Children’s author Julia Heckathorn travels the world to learn about different ecosystems and endangered animals. She pours her knowledge into children’s books, hoping the next generation will right the environmental wrongs of our times. As in many children's books, the main character in Heckathorn's stories is an animal. Unlike those other characters, though, this one is real - a kangaroo, that lives in the author’s backyard. VOA’s Penelope Poulou has more.
Video

Video Pro-Russian Separatists Plan 'Federalization Referendum' in Eastern Ukraine

Pro-Russian separatists in eastern Ukraine say they plan to move forward next month with a referendum vote for greater autonomy, despite the Geneva agreement reached with Russia, the U.S. and Ukraine to end the political conflict. VOA's Brian Padden reports from the city of Donetsk in Eastern Ukraine.
Video

Video Pope Francis Hopes Dual Canonizations Will Reconcile Church

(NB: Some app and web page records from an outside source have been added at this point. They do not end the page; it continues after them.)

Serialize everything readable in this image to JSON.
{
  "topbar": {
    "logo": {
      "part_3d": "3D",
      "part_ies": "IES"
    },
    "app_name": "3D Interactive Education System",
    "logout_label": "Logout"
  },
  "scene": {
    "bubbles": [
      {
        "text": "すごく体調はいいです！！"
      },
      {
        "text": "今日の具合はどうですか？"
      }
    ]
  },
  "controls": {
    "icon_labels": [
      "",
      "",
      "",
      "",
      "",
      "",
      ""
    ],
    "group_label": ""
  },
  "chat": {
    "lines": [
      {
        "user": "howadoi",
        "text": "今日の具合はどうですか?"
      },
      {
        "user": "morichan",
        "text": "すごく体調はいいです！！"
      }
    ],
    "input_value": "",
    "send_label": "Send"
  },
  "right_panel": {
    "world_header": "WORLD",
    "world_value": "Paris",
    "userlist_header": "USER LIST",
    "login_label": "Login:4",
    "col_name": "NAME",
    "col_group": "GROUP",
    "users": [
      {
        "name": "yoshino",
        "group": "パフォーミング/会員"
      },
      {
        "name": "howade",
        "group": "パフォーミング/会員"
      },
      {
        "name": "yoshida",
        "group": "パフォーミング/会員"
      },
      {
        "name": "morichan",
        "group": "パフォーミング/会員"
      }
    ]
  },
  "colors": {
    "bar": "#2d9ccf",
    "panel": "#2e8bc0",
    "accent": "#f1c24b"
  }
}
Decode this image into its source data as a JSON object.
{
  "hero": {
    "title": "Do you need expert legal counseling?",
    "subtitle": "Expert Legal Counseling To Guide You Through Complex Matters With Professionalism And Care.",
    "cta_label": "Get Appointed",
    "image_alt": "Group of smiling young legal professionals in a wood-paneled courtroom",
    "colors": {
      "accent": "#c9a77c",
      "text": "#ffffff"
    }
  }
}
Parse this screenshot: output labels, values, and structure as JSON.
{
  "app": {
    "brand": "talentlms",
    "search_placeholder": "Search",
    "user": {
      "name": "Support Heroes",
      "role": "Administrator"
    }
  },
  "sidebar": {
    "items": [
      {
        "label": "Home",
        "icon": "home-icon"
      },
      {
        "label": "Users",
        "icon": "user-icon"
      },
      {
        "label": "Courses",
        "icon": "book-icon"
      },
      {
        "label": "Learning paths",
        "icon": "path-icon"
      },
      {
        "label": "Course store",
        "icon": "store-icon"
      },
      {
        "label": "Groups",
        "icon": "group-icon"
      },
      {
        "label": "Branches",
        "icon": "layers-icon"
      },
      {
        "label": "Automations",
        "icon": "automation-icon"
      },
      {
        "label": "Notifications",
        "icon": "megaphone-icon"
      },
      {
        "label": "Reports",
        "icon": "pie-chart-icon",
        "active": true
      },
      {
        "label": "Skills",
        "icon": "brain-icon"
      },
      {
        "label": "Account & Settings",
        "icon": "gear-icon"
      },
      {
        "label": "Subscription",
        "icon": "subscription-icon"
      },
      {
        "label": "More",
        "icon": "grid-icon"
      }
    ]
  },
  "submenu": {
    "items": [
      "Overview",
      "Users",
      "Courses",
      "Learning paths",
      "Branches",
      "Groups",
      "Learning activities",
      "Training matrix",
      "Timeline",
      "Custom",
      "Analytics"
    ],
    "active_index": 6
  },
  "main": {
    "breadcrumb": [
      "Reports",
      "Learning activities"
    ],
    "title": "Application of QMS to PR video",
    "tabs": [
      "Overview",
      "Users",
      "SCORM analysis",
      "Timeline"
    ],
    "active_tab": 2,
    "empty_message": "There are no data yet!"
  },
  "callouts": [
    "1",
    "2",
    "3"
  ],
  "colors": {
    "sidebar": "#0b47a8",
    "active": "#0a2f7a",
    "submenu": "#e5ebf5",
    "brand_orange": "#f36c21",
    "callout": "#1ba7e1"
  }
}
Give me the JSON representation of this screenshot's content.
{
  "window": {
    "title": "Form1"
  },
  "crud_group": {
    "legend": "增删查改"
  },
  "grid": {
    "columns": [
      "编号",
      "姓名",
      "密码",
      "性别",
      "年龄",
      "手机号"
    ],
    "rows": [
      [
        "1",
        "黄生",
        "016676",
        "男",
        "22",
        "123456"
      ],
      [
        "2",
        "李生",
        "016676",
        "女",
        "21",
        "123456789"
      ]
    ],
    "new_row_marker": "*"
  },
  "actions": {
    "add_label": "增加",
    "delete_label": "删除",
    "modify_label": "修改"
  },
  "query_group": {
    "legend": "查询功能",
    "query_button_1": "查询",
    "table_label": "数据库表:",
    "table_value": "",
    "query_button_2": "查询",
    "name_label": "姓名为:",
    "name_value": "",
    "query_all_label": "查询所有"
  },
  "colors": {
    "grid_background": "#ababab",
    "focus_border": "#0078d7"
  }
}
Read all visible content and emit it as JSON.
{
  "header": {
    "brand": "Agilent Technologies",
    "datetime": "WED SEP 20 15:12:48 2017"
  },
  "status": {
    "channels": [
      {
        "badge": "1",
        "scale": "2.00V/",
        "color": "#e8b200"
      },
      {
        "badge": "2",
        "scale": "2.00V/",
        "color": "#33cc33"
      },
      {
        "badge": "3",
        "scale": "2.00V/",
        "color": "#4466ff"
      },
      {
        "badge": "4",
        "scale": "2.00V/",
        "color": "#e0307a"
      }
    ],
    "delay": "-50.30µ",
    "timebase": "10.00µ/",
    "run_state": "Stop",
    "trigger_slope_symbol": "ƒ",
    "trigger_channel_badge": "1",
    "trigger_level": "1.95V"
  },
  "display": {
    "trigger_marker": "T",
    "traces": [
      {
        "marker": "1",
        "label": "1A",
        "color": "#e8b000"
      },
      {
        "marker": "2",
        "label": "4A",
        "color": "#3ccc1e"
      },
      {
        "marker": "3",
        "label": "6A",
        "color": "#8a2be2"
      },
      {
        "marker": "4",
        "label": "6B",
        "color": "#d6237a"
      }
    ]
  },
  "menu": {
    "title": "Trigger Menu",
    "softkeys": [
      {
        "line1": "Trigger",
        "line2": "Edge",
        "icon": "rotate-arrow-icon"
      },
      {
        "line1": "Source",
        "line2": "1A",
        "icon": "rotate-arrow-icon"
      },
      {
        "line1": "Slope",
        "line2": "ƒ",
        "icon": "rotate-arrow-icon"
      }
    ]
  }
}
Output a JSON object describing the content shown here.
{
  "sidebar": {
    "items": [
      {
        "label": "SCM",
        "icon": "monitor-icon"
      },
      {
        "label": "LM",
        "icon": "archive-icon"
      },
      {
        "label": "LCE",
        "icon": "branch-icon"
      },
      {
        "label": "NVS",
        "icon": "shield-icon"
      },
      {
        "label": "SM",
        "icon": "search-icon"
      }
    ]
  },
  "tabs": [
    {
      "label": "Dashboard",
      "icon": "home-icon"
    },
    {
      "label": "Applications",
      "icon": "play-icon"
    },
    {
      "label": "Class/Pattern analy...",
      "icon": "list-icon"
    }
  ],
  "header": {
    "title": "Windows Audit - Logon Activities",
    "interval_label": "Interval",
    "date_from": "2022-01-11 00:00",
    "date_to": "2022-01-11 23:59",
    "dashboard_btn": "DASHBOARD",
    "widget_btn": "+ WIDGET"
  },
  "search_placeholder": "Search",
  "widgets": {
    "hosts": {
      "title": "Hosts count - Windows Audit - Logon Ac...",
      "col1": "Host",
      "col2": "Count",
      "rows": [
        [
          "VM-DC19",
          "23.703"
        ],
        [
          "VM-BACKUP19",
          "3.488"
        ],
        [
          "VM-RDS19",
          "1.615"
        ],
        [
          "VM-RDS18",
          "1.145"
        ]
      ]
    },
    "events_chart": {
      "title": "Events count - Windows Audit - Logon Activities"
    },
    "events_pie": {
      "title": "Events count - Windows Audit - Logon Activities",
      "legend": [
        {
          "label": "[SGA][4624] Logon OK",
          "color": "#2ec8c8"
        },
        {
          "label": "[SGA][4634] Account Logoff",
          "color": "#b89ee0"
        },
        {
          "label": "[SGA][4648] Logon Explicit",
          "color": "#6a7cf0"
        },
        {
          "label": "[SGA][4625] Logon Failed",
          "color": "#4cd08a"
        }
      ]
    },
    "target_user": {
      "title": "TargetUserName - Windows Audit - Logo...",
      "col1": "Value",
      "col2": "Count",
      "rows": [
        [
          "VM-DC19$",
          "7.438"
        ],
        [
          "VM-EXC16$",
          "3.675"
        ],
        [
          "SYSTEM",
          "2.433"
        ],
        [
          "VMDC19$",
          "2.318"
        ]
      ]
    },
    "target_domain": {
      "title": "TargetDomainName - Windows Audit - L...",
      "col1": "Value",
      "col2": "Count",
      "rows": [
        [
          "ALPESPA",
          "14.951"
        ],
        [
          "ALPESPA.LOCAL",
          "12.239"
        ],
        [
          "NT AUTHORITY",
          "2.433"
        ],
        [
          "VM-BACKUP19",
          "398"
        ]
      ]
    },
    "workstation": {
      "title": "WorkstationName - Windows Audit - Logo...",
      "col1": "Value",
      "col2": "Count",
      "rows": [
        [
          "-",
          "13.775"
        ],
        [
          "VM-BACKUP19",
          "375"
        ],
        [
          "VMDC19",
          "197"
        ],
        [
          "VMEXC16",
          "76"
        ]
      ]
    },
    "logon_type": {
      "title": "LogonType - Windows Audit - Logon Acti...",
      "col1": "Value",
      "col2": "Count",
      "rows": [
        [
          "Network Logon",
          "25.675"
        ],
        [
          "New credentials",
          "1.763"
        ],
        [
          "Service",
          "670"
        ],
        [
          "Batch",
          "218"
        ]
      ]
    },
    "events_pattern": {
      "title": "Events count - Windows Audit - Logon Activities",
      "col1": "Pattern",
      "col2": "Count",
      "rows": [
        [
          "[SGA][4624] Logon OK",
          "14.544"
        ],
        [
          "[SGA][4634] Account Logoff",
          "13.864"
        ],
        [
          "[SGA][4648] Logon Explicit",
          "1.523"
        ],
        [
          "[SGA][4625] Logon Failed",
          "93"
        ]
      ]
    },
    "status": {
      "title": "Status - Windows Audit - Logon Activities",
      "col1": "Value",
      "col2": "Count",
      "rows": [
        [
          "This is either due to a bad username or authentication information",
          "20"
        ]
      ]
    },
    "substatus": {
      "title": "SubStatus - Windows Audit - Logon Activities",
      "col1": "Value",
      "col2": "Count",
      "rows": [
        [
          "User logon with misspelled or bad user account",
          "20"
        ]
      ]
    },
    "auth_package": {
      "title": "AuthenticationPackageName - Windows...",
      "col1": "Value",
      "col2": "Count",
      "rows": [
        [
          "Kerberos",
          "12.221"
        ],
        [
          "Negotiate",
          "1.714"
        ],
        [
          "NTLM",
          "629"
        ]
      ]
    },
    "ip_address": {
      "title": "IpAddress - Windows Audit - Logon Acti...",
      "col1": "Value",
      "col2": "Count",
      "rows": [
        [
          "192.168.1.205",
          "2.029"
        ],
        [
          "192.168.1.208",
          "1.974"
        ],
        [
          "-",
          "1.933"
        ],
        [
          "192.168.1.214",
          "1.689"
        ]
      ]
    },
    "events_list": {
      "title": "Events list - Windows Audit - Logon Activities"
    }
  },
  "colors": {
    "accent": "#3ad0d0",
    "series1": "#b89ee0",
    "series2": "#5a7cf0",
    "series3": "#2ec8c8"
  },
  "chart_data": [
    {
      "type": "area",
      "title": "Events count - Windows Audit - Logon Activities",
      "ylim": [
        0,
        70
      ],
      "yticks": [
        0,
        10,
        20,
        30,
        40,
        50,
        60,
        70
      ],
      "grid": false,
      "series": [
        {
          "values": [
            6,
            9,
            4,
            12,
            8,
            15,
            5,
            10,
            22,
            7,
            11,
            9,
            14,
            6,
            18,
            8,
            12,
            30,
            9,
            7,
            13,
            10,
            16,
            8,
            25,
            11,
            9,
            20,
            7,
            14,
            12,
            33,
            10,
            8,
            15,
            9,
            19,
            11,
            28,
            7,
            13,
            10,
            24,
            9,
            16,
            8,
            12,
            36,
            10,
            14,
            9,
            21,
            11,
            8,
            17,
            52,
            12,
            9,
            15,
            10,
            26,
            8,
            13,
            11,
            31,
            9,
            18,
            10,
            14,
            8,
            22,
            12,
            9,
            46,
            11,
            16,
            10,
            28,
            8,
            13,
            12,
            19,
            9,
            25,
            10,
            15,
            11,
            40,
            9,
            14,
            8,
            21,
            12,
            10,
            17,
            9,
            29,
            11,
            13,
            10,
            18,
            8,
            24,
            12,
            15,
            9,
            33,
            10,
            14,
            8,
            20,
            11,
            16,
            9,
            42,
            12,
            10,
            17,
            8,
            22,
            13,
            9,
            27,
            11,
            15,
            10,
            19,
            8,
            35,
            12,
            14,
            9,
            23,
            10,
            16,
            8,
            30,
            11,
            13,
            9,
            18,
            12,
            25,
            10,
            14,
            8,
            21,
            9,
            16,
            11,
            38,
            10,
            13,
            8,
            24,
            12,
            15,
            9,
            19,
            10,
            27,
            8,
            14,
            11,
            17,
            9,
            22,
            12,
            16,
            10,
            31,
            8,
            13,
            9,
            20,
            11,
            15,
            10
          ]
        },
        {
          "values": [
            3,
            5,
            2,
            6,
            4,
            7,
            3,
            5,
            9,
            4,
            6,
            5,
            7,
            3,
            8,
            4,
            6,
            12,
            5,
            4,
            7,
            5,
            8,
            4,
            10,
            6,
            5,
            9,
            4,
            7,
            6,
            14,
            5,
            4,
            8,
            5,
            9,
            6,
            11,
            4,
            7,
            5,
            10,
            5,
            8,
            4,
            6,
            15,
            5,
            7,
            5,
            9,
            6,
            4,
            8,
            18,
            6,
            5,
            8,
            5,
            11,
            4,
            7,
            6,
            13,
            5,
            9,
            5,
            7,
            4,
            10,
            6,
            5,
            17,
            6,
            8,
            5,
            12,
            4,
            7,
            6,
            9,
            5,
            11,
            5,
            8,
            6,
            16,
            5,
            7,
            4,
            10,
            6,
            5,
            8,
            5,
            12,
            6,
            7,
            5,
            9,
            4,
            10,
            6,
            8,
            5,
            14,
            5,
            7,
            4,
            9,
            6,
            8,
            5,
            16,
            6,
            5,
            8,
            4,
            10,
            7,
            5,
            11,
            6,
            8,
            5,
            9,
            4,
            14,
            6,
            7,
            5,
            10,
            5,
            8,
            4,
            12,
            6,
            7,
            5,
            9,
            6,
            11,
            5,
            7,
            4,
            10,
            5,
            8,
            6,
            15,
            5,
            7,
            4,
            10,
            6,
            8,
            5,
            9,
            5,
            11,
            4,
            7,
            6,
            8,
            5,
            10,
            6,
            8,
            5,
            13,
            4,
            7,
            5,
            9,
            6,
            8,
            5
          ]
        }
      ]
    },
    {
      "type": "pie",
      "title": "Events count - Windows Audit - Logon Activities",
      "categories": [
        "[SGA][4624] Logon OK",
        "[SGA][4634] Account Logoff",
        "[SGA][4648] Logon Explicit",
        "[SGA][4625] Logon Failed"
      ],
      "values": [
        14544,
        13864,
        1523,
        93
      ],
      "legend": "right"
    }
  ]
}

On April 27, two popes - John the XXIII and John Paul II - will be made saints in a ceremony at St. Peter’s Square. VOA religion correspondent Jerome Socolovsky says the dual canonization is part of the current pope’s program to reconcile liberals and conservatives in the Roman Catholic Church.
Video

Video In Capturing Nature's Majesty, Film Makes Case for Its Survival

French filmmaker Luc Jacquet won worldwide acclaim for his 2005 Academy Award-winning documentary "March of the Penguins". Now Jacquet is back with a new film that takes movie-goers deep into the heart of a tropical rainforest - not only to celebrate its grandeur, but to make the case for its survival. VOA's Rosanne Skirble reports.
Video

Video Boston Marathon Bittersweet for Many Runners

Monday's running of the Boston Marathon was bittersweet for many of the 36,000 participants as they finished the run that was interrupted by a double bombing last year. Many gathered along the route paid respect to the four people killed as a result of two bombings near the finish line. VOA's Carolyn Presutti returned to Boston this year to follow two runners, forever changed because of the crimes.
Video

Video International Students Learn Film Production in World's Movie Capital

Hollywood - which is part of Los Angeles - is the movie capital of the world, and many aspiring filmmakers go there in hopes of breaking into the movie business. Mike O'Sullivan reports that regional universities are also a magnet for students who hope to become producers or directors.
Video

Video Pacific Rim Trade Deal Proves Elusive

With the U.S.-led war in Iraq ended and American military involvement in Afghanistan winding down, President Barack Obama has sought to pivot the country's foreign policy focus towards Asia. One aspect of that pivot is the negotiation of a free-trade agreement among 12 Pacific Rim nations. But as Obama leaves this week on a trip to four Asian countries he has found it very difficult to complete the trade pact. VOA's Ken Bredemeier has more from Washington.
Video

Video Autistic Adults Face Housing, Job Challenges

Many parents of children with disabilities fear for the future of their adult child. It can be difficult to find services to help adults with disabilities - physical, mental or emotional - find work or live on their own. The mother of an autistic boy set up a foundation to advocate for the estimated 1.2 million American adults with autism, a developmental disorder that causes communication difficulties and often social difficulties. VOA's Faiza Elmasry reports.
AppleAndroid